Change of Venue
OH, DOGGIES!” THAT’S COURT TV ANCHOR-producer Cynthia McFadden’s favorite expression, uttered with a surprising burst of girlish enthusiasm. Granted, it’s not quite the same as Supreme Court Justice Ruth Bader Ginsberg’s concluding an opinion with, “Wow, neat!”—but it’s close. Consider the swift ascent of this bright, articulate, 37-year-old journalist. After only two years providing trial commentary—and a mere six months in Prime Time Justice’s anchor seat, where she recaps the day’s gavel-to-gavel coverage—McFadden is hot enough that ABC has stolen her away. She becomes the network’s law-and-justice correspondent in February. This Sunday (Jan. 16), she is up for two ACE cable awards, one for her newscaster duties and the other for a Jean Harris documentary on which she was both host and producer. “Oh, doggies!” is right.
Two other words figure in McFadden’s sudden rise: Erik and Lyle. Court TV’s coverage of the sensational trials of the Menendez brothers has put the young cable network on the map. McFadden, at home in her Manhattan apartment, has had a beeper attached to her L.L. Bean jeans, awaiting a verdict.
“It’ll probably be a hung jury,” was her prediction last week. McFadden is wary of gelling more specific than that. “I really am trying to be impartial,” she says. But cautious isn’t the same as dull.

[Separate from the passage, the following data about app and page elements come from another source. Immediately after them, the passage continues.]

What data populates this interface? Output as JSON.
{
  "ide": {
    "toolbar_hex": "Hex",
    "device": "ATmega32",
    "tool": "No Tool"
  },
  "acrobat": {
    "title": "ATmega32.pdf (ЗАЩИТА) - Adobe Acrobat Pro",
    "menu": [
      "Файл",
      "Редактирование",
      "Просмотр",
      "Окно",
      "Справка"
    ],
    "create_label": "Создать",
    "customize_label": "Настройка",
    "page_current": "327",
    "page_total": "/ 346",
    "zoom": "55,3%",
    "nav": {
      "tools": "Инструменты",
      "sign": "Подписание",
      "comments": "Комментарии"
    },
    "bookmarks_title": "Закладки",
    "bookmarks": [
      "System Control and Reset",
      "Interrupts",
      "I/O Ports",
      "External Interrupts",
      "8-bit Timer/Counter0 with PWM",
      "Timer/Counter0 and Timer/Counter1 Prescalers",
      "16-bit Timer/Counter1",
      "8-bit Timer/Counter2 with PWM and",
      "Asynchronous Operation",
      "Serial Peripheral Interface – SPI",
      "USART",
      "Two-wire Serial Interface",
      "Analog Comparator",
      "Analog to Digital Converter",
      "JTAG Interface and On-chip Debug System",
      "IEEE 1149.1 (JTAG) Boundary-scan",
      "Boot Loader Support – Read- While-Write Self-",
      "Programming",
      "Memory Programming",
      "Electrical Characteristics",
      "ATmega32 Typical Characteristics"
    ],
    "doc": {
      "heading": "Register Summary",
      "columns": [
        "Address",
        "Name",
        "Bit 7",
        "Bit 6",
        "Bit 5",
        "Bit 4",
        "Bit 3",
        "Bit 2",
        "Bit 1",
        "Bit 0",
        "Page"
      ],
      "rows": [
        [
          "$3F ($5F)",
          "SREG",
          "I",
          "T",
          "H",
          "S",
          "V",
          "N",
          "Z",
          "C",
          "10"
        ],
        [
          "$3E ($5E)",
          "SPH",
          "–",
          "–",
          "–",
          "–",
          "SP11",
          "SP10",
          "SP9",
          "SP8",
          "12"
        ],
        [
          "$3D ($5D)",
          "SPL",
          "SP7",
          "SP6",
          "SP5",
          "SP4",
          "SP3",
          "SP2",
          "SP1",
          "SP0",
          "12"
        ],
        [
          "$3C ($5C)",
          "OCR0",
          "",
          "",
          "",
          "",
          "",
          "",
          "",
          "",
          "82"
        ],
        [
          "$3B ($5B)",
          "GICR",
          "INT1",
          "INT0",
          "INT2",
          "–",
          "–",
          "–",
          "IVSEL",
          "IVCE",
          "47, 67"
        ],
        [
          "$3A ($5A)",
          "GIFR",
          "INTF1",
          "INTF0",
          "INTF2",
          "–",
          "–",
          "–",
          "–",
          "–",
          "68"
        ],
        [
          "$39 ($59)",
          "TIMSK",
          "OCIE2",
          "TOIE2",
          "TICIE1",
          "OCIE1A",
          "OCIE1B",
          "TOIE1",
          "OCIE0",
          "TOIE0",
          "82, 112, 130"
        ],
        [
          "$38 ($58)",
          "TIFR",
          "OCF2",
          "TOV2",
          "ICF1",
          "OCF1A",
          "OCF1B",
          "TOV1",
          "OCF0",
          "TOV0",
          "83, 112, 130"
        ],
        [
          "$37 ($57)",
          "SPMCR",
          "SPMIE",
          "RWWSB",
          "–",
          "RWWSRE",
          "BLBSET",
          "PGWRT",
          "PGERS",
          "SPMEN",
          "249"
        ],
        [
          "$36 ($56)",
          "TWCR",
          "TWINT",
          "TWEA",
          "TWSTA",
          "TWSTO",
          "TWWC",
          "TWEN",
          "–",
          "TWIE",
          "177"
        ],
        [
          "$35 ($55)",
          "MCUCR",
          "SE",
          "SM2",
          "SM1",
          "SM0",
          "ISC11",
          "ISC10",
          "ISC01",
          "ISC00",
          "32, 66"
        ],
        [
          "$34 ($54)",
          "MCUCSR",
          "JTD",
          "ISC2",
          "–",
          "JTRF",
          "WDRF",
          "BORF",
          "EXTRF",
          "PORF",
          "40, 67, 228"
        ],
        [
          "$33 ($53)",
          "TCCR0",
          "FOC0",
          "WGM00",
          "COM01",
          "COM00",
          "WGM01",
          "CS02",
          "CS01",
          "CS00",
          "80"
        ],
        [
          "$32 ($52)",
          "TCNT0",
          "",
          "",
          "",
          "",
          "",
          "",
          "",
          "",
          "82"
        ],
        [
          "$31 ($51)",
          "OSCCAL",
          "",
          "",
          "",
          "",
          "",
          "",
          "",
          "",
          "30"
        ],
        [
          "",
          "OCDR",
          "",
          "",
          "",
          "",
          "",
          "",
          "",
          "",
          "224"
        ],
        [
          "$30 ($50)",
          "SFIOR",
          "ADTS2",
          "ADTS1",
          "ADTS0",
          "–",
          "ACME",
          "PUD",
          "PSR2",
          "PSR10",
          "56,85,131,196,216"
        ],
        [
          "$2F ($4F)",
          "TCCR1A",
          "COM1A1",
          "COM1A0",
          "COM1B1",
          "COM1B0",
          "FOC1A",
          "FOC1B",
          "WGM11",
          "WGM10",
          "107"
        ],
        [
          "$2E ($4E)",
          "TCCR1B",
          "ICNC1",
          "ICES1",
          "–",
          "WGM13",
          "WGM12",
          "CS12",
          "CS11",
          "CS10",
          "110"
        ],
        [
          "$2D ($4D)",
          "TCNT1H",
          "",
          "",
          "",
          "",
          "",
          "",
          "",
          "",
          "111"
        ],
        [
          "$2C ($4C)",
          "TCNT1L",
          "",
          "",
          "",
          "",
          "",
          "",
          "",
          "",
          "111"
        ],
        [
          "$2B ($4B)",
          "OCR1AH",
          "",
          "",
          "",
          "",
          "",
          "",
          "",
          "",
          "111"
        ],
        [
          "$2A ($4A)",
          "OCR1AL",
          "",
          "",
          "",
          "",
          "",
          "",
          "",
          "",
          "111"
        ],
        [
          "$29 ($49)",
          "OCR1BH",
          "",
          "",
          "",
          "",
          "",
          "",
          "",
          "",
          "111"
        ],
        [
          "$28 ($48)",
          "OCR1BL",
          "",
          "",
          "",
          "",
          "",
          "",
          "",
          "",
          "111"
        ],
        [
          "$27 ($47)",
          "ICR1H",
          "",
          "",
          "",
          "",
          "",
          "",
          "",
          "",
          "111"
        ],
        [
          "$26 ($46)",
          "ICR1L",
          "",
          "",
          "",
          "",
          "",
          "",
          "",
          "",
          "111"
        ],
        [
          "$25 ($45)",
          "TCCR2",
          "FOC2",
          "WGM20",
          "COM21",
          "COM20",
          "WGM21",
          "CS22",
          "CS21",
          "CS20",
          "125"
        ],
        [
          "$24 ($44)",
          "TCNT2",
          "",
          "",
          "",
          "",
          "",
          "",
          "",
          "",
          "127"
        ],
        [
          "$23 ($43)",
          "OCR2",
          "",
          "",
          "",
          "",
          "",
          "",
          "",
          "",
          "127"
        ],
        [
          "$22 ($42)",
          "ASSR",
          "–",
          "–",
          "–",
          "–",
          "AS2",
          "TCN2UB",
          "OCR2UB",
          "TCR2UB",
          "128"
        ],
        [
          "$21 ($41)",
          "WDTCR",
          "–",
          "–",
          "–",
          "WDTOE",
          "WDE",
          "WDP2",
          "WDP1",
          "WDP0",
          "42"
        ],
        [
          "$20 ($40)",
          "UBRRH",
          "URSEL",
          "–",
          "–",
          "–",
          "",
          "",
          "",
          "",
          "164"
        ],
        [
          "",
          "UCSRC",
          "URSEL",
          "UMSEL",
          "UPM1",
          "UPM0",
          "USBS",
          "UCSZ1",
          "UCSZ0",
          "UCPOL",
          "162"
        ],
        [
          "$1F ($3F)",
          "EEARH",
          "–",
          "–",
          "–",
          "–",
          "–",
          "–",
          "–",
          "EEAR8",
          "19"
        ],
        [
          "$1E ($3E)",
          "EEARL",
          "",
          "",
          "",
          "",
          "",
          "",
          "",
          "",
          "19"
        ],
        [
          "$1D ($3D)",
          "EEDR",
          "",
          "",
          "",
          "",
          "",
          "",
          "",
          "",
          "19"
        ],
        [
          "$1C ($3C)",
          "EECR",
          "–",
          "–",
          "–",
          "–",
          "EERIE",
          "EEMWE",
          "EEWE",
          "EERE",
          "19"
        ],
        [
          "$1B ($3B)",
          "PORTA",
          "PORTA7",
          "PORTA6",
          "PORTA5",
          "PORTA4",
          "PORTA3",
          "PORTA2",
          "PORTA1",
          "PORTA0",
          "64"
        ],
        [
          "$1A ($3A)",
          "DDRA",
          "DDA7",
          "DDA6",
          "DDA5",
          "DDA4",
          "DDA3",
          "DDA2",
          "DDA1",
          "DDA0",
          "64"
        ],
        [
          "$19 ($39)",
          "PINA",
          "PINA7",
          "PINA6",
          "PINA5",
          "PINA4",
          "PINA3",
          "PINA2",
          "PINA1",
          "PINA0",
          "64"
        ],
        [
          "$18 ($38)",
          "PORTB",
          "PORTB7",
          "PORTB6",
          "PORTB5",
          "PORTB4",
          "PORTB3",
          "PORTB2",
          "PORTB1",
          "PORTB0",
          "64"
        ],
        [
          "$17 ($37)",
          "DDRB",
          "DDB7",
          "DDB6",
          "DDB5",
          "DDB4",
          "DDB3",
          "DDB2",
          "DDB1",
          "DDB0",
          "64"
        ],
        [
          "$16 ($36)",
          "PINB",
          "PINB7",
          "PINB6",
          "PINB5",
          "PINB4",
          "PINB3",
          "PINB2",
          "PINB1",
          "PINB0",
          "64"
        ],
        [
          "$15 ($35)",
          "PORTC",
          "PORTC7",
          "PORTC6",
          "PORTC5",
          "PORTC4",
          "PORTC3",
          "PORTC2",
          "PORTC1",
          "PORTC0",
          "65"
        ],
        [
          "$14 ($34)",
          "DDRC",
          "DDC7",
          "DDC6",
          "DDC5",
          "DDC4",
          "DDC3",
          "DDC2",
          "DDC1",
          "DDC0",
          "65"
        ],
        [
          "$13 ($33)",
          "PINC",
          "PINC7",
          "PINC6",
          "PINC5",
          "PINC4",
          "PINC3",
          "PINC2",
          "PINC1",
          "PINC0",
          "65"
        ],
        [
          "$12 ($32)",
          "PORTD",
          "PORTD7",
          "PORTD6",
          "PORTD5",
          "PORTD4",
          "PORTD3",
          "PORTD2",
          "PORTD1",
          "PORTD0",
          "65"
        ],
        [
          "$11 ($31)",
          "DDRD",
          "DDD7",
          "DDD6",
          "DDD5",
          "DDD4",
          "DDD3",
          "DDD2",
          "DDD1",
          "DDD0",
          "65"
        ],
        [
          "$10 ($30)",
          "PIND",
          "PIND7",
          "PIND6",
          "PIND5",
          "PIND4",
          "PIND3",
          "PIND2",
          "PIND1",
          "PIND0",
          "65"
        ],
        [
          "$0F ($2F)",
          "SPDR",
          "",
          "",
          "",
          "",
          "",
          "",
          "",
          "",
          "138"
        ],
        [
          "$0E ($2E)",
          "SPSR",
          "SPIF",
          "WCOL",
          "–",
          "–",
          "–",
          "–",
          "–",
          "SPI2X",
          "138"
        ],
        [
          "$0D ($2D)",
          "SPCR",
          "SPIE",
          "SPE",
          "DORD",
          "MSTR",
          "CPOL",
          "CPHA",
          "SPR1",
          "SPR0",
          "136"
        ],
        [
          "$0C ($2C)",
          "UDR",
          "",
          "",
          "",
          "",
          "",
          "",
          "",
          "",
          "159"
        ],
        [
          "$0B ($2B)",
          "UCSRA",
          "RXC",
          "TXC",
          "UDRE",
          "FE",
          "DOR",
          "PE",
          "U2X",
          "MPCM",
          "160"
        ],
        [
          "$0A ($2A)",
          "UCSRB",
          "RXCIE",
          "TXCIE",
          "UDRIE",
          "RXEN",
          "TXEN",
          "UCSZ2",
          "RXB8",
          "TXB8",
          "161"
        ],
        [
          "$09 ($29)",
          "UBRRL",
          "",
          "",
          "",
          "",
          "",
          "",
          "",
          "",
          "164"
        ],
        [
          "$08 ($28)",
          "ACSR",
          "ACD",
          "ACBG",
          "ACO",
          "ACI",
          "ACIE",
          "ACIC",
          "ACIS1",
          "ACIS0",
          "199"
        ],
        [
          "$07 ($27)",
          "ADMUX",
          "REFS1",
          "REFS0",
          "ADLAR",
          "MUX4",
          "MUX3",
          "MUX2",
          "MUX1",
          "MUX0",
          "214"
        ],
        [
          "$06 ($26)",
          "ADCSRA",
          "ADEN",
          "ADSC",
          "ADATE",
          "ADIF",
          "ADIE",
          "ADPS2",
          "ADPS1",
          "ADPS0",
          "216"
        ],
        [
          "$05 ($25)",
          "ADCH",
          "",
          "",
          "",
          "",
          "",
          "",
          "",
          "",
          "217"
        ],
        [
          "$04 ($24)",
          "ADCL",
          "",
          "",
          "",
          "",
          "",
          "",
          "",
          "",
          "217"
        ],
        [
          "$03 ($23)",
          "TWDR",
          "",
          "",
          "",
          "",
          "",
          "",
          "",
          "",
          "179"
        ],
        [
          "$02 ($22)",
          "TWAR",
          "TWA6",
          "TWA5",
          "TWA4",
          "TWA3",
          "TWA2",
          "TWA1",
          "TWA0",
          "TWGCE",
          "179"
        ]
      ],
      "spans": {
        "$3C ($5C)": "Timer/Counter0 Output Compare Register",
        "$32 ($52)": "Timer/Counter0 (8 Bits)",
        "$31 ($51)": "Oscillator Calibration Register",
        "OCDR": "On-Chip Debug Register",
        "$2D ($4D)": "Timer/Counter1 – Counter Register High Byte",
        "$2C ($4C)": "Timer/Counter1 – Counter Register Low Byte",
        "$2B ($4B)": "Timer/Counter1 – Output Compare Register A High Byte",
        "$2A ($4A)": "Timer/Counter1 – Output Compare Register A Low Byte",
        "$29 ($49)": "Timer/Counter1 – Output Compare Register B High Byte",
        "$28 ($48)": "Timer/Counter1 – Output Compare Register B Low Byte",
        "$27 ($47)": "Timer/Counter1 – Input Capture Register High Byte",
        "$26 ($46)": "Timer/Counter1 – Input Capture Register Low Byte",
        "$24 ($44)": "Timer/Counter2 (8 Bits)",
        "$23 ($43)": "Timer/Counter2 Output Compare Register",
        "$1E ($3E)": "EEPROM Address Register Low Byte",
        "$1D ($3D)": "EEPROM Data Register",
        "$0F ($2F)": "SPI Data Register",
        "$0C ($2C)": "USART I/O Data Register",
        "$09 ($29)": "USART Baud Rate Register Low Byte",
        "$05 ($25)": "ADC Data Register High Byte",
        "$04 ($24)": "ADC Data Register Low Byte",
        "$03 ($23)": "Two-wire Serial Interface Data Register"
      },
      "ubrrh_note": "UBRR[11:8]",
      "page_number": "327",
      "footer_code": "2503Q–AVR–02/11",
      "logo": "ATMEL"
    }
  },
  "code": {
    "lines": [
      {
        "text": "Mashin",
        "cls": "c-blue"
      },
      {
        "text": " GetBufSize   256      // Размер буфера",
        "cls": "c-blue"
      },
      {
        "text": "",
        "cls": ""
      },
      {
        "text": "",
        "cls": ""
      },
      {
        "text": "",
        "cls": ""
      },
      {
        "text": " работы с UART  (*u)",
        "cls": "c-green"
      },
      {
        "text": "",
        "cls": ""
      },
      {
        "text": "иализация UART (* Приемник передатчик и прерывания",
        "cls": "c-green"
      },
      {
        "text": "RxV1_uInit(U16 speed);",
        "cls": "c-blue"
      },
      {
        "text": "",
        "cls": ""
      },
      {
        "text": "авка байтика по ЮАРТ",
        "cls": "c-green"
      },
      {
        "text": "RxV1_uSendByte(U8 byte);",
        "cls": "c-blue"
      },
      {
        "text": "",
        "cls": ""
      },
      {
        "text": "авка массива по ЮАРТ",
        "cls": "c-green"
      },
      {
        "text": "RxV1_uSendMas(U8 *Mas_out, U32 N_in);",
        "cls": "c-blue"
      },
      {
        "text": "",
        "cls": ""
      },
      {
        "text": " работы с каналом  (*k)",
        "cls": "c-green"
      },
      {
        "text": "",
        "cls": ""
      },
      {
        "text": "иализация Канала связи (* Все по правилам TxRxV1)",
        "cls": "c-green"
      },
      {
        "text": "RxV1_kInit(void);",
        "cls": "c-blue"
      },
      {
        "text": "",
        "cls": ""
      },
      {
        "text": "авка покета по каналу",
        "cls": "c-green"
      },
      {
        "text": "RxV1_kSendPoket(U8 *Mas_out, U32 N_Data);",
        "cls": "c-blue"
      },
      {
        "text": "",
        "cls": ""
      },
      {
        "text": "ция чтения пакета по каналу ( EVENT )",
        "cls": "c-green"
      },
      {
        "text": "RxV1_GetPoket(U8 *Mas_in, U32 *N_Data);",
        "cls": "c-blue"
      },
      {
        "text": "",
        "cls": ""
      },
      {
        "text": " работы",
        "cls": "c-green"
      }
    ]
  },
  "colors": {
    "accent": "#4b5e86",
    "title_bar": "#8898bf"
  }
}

Says her close pal and Court TV junkie, writer-director Nora Ephron: “Cynthia can provide hours of brilliant analysis on not just one trial but maybe three or four at the same lime.” McFadden’s own lake on her skills is homespun: “I’m talking to my parents back home in Maine.”
There, in Cundys Harbor, Warren McFadden, 72, a retired supervisor for New England Telephone and Telegraph, and his wife, Arlene, 69, can’t gel cable—they’ve had to install a satellite dish to watch their daughter, whom they adopted when she was 3 days old. “They made me feel I could do anything,” says Cynthia. Reading and skiing were encouraged, and television thoroughly discouraged, except for the evening news. “I watched Waller Cronkite, and when he talked about L.A., I thought he meant Lewiston-Auburn [Maine’s twin cities],” says McFadden, whose dream was to follow in Uncle Walter’s footsteps. At Bowdoin College in Brunswick, she was news editor of both the student newspaper and radio station and host of a local talk show on cable.
In her sophomore year at college, though, she was first felled by “George”—her nickname for Crohn’s disease, a chronic inflammatory disorder that attacks the intestines. The pain, she remembers, was so searing “I grew my fingernails really long so I could dig them into myself while I was in class.” The nickname came from friends. “They weren’t going to say, ‘Did you have 15 diarrhea attacks today?’ So instead they’d ask me, ‘How’s George?’ ” He was at his brutal worst in 1979, a year after she graduated. She began bleeding internally and had to have 15 feet of intestine surgically removed. The disease has been in remission since then. Says McFadden: “I decided a long lime ago I wasn’t going to live my life around George.”
Regaining her stride, in 1981 she enrolled at Columbia University School of Law in Manhattan and took journalism courses as well. Regarding law school, she says, “I hated it with unbounded passion.” Her love for journalism, though, carried her forward professionally, as she went on to produce current-events programs, mostly for PBS. The law degree, of course, has proved invaluable at Mew York City-based Court TV, a low-key operation where the anchor doesn’t wear shoes on the set. “I talk more conversationally when I don’t wear them,” she says.
Ironically, McFadden’s competition for the ACE includes her close friend Katharine Hepburn, nominated for All About Me, an autobiographical documentary. McFadden first met Hepburn in Connecticut 20 years ago while visiting a Bowdoin classmate. They became so chummy that Hepburn took to jokingly referring to McFadden as her illegitimate daughter and was host at her 1989 wedding to newspaperman Michael Davies. (The couple has been separated since last summer. “I’ll always be devoted to him,” she says. “It just didn’t work.”) But McFadden isn’t remotely worried about competing with her friend; she has more pressing concerns. Like, for example, how to dress for the ceremony. “I’m in trouble,” she says. “L.L. Bean doesn’t sell formal wear.”
SUE CARSWELL in New York City